Description of the task:
Repeat exactly, and only, the lines from the one containing "Transcribe this image's" through the end of the records.

[Entries provided]

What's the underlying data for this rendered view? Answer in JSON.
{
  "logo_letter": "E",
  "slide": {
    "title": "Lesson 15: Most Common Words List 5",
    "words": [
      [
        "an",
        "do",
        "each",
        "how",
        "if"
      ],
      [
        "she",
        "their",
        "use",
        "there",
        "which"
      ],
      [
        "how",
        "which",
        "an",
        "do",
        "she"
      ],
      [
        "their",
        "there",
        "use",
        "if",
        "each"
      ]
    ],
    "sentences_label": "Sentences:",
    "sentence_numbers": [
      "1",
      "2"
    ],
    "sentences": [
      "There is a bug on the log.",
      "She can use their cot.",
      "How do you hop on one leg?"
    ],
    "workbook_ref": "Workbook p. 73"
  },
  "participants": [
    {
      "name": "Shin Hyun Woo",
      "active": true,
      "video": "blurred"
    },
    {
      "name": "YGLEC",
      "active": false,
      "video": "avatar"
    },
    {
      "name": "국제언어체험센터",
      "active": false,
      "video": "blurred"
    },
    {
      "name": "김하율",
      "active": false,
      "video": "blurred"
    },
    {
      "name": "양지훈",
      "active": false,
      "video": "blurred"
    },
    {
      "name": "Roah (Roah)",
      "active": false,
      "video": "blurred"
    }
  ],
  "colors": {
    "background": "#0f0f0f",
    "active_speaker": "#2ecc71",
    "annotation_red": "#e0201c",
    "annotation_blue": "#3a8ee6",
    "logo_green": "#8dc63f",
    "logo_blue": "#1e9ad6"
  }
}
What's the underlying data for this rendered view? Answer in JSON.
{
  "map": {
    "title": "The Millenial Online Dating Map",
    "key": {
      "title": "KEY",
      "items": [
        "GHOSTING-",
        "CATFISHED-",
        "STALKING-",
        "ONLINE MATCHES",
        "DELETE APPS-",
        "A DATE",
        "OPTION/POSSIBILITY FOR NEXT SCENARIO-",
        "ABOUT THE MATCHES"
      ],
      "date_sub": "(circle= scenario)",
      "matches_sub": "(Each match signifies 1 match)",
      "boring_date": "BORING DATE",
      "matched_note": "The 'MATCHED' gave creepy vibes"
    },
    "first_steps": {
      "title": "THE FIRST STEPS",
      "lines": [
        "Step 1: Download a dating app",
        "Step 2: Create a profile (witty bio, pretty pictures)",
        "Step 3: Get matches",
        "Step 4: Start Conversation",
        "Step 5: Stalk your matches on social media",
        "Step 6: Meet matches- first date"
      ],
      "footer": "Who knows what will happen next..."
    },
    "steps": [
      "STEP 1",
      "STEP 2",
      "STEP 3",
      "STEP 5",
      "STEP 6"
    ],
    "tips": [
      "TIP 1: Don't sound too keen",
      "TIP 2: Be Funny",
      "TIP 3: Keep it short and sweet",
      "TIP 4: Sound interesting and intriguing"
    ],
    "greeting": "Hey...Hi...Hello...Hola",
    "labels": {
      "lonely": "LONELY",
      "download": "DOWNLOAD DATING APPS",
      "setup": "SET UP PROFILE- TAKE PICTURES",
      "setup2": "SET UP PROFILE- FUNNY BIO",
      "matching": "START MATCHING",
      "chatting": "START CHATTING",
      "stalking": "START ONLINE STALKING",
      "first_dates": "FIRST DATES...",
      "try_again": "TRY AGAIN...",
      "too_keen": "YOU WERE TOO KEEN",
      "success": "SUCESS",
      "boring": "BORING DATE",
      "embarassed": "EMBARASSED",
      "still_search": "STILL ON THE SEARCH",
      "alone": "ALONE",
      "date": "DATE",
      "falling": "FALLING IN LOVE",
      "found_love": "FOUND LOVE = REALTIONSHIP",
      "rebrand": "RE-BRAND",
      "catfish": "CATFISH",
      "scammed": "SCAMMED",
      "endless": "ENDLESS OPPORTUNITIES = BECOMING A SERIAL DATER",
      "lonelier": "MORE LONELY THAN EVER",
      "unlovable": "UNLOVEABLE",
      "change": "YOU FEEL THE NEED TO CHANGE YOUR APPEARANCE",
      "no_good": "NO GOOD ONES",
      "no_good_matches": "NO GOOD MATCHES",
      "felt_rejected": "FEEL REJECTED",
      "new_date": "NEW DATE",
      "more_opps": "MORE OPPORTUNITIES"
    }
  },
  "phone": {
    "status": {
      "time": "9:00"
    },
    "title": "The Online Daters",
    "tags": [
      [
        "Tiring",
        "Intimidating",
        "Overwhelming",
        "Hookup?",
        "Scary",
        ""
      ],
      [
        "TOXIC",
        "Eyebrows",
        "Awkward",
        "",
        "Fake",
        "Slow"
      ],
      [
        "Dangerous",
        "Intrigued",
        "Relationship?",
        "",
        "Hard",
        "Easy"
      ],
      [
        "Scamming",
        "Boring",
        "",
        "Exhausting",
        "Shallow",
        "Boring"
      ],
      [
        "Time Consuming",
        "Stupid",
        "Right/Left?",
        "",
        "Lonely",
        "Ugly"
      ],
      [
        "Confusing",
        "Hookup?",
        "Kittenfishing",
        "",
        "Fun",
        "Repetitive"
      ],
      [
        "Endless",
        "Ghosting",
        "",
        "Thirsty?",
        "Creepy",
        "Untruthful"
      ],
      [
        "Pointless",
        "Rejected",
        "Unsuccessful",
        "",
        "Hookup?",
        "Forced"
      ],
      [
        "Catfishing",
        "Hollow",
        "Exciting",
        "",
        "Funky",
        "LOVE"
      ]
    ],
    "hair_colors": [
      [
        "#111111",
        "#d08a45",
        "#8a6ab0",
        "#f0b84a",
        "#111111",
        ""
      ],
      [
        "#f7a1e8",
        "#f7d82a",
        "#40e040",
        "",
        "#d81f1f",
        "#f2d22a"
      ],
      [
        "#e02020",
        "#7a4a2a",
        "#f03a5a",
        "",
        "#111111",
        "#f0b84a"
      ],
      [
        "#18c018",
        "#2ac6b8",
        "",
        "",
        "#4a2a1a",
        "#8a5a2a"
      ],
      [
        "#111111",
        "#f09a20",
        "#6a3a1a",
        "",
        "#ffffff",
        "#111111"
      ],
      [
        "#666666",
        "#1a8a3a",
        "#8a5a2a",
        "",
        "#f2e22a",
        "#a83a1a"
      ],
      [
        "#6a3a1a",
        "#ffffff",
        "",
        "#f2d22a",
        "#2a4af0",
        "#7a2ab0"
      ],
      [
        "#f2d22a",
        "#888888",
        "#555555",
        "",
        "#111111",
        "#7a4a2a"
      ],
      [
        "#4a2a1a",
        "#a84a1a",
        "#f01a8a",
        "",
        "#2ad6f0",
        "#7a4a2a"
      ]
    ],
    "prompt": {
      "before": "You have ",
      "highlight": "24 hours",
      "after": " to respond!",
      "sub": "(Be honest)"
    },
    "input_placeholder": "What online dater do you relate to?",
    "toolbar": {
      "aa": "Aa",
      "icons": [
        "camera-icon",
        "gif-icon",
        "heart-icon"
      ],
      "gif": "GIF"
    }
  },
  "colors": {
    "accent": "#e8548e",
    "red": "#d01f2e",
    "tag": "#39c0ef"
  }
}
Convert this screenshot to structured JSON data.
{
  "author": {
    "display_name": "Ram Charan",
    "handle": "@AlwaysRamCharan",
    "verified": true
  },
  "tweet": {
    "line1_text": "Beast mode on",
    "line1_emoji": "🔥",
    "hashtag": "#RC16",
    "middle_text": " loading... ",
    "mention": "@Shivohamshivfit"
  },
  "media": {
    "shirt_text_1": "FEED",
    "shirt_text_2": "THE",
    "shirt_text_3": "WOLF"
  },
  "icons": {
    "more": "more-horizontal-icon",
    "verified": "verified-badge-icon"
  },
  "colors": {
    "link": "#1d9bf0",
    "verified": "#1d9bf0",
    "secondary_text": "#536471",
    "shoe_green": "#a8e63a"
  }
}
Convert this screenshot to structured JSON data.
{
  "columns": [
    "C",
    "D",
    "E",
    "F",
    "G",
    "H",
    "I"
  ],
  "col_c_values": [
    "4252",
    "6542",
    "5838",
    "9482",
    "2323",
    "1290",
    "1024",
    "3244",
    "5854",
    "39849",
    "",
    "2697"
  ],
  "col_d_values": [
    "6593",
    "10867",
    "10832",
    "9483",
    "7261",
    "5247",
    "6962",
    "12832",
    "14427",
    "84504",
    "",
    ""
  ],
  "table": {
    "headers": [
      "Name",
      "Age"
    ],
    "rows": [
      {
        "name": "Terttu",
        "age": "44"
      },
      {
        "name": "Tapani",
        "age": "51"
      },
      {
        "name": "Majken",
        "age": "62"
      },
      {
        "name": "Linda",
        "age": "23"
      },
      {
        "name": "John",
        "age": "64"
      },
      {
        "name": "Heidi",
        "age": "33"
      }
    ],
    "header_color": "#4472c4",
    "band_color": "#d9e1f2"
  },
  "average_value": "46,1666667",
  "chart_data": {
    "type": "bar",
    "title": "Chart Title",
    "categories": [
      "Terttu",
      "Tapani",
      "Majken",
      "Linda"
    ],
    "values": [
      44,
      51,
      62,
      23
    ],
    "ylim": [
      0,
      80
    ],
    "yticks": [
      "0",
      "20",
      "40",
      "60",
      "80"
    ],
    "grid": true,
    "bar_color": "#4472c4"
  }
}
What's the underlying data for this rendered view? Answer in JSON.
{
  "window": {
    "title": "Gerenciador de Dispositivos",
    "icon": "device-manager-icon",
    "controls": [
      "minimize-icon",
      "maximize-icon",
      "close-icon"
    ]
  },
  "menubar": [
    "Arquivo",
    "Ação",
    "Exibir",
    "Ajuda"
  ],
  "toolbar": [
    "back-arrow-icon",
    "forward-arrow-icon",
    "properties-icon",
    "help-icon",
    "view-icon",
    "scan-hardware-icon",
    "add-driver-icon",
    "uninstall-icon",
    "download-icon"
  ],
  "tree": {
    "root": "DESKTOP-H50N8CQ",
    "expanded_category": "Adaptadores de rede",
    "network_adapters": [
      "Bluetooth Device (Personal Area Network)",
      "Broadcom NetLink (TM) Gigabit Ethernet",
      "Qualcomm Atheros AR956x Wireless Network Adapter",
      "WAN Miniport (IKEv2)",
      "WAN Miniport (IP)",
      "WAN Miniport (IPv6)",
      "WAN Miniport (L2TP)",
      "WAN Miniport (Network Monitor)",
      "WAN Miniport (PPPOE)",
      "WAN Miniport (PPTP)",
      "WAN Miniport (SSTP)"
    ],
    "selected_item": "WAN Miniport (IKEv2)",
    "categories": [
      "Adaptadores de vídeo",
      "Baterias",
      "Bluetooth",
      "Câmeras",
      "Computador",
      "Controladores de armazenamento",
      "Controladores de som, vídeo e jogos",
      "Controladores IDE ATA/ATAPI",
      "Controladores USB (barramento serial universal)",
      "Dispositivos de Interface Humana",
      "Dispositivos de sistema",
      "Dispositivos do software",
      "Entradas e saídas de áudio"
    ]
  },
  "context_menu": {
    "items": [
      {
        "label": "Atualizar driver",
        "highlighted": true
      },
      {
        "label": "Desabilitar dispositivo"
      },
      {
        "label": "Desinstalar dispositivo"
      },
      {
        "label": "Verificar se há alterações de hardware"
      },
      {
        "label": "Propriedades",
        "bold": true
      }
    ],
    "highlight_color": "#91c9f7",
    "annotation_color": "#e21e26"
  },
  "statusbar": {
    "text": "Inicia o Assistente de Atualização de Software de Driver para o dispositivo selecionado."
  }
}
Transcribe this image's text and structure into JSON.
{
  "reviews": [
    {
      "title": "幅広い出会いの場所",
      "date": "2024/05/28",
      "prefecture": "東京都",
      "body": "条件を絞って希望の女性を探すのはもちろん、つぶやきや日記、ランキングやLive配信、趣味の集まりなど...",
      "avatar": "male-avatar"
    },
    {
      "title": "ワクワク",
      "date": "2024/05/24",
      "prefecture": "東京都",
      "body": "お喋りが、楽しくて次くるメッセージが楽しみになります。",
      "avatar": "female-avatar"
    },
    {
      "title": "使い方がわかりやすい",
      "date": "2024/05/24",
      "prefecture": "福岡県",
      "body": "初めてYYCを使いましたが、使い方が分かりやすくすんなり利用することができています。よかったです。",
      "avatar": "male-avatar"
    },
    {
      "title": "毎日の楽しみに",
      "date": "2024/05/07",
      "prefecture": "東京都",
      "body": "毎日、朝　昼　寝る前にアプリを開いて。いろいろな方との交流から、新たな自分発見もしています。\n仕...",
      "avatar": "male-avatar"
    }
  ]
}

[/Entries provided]

Answer to this task:
Transcribe this image's text and structure into JSON.
{
  "reviews": [
    {
      "title": "幅広い出会いの場所",
      "date": "2024/05/28",
      "prefecture": "東京都",
      "body": "条件を絞って希望の女性を探すのはもちろん、つぶやきや日記、ランキングやLive配信、趣味の集まりなど...",
      "avatar": "male-avatar"
    },
    {
      "title": "ワクワク",
      "date": "2024/05/24",
      "prefecture": "東京都",
      "body": "お喋りが、楽しくて次くるメッセージが楽しみになります。",
      "avatar": "female-avatar"
    },
    {
      "title": "使い方がわかりやすい",
      "date": "2024/05/24",
      "prefecture": "福岡県",
      "body": "初めてYYCを使いましたが、使い方が分かりやすくすんなり利用することができています。よかったです。",
      "avatar": "male-avatar"
    },
    {
      "title": "毎日の楽しみに",
      "date": "2024/05/07",
      "prefecture": "東京都",
      "body": "毎日、朝　昼　寝る前にアプリを開いて。いろいろな方との交流から、新たな自分発見もしています。\n仕...",
      "avatar": "male-avatar"
    }
  ]
}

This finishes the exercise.